Directions for this task ::
How many lines below contain the word "EdgeUpdate"? Reply solely with the number.

[Data under study — start]

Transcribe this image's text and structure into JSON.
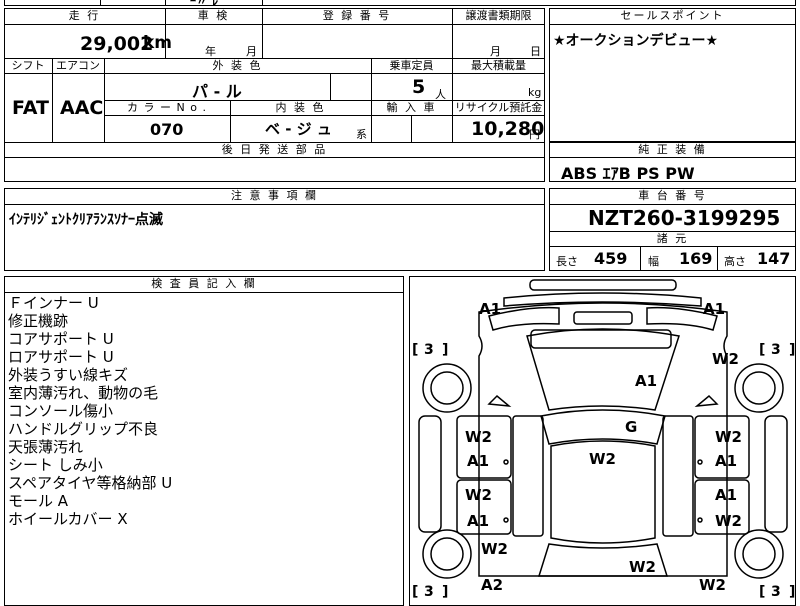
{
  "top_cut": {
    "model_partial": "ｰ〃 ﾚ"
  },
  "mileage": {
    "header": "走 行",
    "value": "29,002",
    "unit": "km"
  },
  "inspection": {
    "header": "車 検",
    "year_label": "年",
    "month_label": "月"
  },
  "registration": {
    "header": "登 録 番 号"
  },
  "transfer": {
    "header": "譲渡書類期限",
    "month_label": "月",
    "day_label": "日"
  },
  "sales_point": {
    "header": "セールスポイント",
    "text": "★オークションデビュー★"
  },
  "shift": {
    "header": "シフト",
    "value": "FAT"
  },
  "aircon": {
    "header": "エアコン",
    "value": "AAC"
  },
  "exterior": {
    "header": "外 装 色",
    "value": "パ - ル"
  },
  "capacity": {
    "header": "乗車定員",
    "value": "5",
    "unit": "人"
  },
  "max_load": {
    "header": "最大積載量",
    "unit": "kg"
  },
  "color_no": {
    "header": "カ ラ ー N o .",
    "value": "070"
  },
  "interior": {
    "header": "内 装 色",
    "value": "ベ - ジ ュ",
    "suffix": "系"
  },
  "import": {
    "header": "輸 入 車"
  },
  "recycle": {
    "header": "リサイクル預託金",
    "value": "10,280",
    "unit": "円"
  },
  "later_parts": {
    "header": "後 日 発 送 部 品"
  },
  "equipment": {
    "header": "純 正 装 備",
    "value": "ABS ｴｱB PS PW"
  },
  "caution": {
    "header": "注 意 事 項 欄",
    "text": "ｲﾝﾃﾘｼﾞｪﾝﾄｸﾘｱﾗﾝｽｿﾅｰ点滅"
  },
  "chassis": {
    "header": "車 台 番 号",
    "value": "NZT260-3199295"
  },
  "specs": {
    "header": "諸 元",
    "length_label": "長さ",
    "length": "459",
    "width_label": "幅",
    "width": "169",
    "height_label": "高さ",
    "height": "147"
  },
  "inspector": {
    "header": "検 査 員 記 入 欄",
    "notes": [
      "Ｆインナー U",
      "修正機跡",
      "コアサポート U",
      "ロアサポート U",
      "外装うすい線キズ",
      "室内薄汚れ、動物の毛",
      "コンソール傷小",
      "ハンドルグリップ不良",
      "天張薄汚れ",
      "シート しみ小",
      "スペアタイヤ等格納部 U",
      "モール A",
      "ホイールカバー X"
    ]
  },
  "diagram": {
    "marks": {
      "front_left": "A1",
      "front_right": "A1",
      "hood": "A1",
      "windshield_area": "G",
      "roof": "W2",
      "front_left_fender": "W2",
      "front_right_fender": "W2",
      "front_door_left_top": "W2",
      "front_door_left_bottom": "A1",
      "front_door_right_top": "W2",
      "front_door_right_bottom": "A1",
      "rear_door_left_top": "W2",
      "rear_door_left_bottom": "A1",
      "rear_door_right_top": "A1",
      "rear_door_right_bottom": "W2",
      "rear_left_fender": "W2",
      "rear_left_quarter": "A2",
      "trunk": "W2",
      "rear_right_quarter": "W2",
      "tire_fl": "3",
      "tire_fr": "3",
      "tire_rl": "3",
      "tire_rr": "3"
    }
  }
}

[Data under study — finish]
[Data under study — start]

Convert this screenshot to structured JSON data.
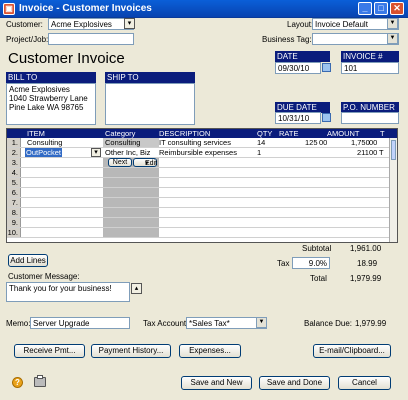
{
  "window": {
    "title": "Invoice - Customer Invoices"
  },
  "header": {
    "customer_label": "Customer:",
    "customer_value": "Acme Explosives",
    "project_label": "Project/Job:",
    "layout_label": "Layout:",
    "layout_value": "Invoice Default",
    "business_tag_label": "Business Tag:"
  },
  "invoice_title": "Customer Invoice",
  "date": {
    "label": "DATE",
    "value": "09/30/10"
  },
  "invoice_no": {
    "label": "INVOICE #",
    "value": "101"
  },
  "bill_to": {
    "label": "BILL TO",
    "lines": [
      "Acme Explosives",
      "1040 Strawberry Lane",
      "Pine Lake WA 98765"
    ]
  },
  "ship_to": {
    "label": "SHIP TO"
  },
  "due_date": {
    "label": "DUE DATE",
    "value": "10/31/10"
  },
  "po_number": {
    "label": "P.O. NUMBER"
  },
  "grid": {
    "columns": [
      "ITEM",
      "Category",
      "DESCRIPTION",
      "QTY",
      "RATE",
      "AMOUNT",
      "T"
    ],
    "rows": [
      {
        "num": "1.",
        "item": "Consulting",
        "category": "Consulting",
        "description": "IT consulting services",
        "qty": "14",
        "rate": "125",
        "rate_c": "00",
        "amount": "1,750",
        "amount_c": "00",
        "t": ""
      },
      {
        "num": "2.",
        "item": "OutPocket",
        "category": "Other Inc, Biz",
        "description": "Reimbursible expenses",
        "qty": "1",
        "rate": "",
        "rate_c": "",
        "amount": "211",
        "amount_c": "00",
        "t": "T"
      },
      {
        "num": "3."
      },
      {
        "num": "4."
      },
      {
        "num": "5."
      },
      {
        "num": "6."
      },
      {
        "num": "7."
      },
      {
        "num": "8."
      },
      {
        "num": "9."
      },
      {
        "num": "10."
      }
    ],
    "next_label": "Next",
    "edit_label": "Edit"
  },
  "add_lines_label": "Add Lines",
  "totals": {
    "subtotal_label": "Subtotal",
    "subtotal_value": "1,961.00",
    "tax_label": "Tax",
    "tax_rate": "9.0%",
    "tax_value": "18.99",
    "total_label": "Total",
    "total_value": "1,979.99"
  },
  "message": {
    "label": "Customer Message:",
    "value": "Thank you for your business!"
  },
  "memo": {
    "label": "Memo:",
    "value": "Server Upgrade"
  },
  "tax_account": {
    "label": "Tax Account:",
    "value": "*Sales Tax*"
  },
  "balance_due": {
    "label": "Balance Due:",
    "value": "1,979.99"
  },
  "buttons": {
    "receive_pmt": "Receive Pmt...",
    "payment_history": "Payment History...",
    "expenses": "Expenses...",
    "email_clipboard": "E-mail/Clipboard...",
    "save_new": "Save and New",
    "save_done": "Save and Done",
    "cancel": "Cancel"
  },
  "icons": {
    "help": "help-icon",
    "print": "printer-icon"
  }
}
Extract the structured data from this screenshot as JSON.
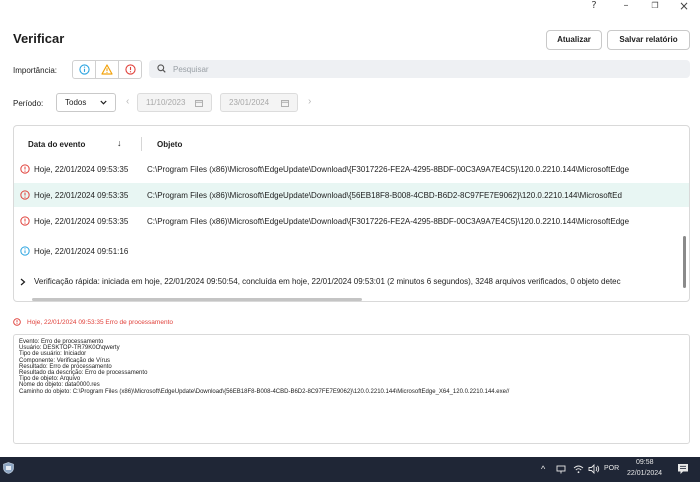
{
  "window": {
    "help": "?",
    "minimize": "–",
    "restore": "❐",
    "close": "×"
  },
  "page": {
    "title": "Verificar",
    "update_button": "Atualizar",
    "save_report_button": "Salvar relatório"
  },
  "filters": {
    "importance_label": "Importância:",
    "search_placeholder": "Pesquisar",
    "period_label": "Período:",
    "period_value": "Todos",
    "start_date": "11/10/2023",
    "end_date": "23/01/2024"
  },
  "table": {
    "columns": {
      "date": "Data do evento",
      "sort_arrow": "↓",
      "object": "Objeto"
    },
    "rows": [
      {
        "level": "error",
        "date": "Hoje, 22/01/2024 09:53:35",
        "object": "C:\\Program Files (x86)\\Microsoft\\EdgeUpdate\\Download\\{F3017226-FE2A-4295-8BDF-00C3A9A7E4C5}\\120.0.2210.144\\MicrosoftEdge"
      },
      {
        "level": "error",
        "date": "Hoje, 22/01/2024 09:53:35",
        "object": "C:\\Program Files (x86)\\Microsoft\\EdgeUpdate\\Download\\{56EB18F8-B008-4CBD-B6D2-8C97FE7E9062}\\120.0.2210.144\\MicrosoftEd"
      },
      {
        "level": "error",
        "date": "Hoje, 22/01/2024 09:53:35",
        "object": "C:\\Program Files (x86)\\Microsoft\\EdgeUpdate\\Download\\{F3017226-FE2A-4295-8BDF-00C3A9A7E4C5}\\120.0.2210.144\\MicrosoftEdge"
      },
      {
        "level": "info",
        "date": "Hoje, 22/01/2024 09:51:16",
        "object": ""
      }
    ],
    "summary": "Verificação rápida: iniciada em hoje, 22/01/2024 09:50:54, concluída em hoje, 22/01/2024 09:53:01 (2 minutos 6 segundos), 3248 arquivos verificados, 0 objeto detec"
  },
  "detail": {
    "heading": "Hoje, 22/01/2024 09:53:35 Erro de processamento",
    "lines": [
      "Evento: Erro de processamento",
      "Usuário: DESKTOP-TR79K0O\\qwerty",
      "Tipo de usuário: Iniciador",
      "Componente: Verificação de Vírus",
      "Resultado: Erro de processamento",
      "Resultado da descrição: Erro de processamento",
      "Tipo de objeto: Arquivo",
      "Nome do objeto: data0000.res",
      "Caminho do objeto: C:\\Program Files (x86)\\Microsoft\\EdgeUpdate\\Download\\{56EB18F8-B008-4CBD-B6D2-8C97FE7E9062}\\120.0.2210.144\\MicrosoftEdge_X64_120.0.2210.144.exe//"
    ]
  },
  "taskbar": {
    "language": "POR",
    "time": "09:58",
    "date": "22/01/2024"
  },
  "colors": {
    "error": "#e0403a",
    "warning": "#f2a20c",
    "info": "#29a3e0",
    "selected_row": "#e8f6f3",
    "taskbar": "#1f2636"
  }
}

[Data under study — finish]
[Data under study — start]

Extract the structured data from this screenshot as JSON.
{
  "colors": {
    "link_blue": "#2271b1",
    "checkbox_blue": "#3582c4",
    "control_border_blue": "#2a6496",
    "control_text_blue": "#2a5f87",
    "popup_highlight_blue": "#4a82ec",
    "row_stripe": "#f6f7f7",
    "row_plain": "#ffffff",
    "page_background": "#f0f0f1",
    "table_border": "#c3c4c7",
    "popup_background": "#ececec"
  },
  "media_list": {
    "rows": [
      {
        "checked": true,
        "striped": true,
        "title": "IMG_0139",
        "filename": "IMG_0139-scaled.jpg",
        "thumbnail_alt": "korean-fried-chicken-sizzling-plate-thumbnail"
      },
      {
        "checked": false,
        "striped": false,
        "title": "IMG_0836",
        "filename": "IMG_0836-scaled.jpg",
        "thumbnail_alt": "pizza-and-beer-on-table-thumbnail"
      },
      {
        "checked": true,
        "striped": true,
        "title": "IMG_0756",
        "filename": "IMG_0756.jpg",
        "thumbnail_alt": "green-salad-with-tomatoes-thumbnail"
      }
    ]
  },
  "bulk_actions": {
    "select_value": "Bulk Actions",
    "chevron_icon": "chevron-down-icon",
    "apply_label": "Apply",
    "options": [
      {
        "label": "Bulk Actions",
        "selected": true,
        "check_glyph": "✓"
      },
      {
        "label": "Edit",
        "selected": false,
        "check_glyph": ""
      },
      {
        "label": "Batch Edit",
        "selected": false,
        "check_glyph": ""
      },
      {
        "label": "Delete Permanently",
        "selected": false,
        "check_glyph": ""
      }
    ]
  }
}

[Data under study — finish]

Solution to the exercise ::
4